This columnist learned about Newman's extraordinary gift to charity as news started coming out about his battle with cancer. Newman — who has five grown daughters — was seeing an oncologist and had been in and out of Memorial Sloan Kettering hospital. Like everything else, the Newmans tried to keep Paul’s illness a private matter.

But a tip-off that he was maybe not doing so well came in late May. Newman announced that he would not direct a production of "Of Mice and Men" later this summer at the Westport Country Playhouse, where Woodward is the artistic director.

News of his illness was exacerbated by none other than neighbor Martha Stewart. In early June, she published pictures of Paul on her Web site from a party she hosted. He looked gaunt but nevertheless flashing his trademark smile.

"He’s a fighter," Hotchner told me back then. "And he’s going to keep fighting."

Hotchner was right: Newman fought to the end.

I told you that in Botswana, the Newman name is known not for being a movie star. It’s known for his famous Hole in the Wall Gang camps. The camps go to Africa every summer to run programs for impoverished and ill children. It’s the same program they run in dozens of similar camps all over the United States.

The Hole in the Wall camps are just a few of the places to receive some of the hundreds of millions of dollars Newman had raised since he got the idea to bottle salad dressing for charity.

According to Newman’s Own's federal tax filing for 2006, the actor personally gave away $8,746,500 to a variety of groups that support children, hurricane relief in the Gulf Coast, education and the arts.

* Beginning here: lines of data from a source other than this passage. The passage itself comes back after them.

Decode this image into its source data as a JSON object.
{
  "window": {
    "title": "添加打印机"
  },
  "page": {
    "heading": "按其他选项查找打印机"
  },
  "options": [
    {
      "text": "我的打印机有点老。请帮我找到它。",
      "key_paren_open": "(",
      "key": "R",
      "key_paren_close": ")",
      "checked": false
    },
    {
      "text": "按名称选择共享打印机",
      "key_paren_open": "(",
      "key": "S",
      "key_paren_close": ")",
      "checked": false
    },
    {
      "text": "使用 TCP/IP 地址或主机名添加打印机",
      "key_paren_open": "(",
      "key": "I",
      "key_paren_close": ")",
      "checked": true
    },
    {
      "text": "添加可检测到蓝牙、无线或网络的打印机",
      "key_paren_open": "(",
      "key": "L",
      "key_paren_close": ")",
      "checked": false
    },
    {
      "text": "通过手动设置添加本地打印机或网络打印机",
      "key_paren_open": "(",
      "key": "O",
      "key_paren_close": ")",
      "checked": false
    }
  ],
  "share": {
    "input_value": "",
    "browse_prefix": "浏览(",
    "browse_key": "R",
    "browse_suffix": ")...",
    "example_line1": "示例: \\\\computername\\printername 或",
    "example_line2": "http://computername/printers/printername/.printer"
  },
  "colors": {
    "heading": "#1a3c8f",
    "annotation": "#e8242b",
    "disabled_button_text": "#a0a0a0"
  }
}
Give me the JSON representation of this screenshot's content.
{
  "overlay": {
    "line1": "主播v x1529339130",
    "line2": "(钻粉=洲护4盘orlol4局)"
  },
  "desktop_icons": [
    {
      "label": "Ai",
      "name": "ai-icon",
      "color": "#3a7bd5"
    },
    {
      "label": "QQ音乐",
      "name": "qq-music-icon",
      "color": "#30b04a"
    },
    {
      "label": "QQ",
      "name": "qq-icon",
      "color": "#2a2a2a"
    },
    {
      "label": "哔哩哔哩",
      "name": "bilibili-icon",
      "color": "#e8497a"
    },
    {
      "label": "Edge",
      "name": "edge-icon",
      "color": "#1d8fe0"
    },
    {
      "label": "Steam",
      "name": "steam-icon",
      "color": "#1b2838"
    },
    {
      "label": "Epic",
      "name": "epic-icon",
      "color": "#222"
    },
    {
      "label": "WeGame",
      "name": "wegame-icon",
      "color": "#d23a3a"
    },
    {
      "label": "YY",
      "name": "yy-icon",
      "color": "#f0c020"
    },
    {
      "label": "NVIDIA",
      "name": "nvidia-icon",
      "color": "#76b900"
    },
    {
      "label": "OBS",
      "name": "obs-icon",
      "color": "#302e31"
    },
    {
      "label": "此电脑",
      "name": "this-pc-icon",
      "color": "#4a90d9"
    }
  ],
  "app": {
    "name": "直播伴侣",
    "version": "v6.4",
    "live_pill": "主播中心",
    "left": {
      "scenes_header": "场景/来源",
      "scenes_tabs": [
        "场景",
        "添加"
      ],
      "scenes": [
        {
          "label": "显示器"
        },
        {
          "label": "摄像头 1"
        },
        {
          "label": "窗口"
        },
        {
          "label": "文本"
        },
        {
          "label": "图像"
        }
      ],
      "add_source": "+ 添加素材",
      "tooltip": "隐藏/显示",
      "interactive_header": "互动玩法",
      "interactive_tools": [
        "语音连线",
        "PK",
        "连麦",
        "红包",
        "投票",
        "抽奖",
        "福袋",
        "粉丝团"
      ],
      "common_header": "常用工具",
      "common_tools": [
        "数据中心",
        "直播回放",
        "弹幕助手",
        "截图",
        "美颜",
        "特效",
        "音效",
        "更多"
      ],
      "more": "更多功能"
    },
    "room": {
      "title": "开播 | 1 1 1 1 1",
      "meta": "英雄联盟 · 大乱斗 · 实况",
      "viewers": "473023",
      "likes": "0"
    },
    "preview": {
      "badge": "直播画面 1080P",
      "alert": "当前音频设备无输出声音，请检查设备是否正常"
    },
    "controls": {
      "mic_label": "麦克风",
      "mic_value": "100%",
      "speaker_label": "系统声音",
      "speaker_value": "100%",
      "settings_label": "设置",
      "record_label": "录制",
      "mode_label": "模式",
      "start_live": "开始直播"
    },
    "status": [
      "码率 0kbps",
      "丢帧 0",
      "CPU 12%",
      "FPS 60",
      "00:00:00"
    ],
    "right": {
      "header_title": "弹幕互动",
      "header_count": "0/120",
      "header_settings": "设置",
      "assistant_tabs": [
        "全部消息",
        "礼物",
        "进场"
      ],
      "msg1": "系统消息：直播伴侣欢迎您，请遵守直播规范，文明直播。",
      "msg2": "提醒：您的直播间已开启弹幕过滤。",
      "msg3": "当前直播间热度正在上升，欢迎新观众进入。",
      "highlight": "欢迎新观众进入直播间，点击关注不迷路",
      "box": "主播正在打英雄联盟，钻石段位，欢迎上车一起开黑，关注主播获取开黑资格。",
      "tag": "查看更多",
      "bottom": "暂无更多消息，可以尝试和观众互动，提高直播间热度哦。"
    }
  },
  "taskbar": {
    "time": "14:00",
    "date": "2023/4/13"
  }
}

Some of Newman’s recipients were well-known: He gave Rosie O’Donnell’s children's program $5,000 and even donated $25,000 to his pal Robert Redford’s Sundance Institute. But most of the donatinos were for the kinds of programs that we never hear about, the kind that simply keep people alive.

But don’t think that Newman — who received his Kennedy Center honor in 1992 and deserves a Presidential Medal of Freedom — did this because he suddenly thought he was dying. When he set up the new foundation, doctors had yet to diagnose his cancer. It was just in honor of his 80th birthday, and an acknowledgment that he wanted to make sure his charities would continue receiving his largesse.

Hotchner told me he visited with Newman a few times in recent weeks. The actor was quite frail.

"The cancer had taken a terrible toll on him," Hotchner said.

Mostly they discussed the Hole in the Wall camps.

The timing of Newman’s death is particularly hard, Hotchner said, because October is when he and Newman chose recipients for their charity.

"We did it every October. This year we’re giving away $26 million."

And that is Paul Newman’s amazing legacy.